#### TO DO:
From the records that follow, copy every line in which "icon" appears.

#### DATASET EXCERPTS:
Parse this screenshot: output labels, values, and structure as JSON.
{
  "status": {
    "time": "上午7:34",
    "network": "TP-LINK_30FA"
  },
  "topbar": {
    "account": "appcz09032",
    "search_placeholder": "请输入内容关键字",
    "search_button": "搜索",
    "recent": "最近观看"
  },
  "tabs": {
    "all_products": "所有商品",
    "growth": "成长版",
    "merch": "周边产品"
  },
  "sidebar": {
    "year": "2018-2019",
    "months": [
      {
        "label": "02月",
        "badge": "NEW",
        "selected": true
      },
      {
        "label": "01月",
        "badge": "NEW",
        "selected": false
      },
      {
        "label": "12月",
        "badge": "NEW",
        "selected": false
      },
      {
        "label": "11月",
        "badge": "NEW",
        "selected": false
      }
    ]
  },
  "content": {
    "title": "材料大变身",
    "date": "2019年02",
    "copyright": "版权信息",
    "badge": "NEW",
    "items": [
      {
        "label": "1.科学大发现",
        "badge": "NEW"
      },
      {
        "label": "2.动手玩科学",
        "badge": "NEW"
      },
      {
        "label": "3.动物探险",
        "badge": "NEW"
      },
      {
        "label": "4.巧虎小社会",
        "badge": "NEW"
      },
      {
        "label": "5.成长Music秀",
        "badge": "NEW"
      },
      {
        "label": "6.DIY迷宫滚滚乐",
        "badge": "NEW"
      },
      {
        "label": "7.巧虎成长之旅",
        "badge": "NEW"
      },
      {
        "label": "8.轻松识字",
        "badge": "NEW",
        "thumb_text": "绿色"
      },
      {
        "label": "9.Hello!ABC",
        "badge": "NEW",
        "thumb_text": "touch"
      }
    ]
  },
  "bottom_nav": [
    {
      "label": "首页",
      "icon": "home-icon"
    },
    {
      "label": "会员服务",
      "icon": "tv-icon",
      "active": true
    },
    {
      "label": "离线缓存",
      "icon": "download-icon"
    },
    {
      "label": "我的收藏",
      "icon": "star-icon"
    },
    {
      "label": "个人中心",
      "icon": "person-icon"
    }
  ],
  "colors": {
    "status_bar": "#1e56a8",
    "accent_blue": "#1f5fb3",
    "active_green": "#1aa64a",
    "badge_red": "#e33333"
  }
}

#### TASK RESULT:
      "icon": "home-icon"
      "icon": "tv-icon",
      "icon": "download-icon"
      "icon": "star-icon"
      "icon": "person-icon"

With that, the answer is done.